## Problem requirements
From the records below, copy each line in which the string "icon" occurs.

## Supplied information
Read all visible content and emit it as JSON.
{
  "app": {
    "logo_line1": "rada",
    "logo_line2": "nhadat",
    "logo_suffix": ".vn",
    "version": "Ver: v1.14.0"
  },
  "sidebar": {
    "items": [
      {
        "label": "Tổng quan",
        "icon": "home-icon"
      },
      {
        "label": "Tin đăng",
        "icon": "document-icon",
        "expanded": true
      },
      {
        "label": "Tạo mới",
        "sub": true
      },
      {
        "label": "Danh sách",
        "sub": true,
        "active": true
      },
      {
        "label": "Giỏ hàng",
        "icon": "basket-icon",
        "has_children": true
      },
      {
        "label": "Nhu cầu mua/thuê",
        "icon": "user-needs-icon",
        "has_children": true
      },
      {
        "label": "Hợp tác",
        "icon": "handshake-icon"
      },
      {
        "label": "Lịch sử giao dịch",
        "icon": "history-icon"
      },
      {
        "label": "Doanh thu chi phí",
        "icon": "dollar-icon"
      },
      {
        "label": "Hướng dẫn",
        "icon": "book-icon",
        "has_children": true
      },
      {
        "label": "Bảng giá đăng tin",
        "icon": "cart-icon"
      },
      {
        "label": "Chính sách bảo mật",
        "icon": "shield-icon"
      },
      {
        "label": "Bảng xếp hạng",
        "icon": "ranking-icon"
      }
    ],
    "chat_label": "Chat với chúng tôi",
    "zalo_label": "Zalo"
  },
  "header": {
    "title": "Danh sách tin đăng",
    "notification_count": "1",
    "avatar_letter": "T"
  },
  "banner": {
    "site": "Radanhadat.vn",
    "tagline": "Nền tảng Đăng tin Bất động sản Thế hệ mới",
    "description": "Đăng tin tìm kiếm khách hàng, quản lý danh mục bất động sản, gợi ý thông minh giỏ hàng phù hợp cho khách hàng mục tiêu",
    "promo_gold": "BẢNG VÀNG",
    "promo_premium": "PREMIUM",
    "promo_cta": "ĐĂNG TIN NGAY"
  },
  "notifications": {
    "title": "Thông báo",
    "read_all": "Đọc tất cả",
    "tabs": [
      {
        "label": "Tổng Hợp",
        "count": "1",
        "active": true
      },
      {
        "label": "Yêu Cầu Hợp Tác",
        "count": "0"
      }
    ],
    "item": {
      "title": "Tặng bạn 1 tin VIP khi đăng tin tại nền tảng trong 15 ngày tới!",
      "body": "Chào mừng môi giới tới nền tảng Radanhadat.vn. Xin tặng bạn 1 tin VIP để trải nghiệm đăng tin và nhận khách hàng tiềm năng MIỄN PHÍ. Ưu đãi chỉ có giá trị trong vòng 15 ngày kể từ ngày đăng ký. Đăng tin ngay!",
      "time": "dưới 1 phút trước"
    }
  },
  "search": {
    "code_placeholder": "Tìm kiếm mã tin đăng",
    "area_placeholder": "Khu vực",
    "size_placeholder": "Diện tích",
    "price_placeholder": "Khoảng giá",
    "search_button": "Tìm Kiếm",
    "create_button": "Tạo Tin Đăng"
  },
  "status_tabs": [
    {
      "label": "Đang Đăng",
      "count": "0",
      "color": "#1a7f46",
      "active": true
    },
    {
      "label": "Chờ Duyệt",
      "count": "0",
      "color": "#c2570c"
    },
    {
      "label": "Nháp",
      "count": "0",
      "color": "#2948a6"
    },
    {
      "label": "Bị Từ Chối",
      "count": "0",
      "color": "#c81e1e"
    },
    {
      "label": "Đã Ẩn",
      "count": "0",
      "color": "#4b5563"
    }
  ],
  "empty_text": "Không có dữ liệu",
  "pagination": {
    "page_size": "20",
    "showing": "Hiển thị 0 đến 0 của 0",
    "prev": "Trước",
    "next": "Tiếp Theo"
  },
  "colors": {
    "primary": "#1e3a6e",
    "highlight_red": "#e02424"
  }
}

## Output of the task
        "icon": "home-icon"
        "icon": "document-icon",
        "icon": "basket-icon",
        "icon": "user-needs-icon",
        "icon": "handshake-icon"
        "icon": "history-icon"
        "icon": "dollar-icon"
        "icon": "book-icon",
        "icon": "cart-icon"
        "icon": "shield-icon"
        "icon": "ranking-icon"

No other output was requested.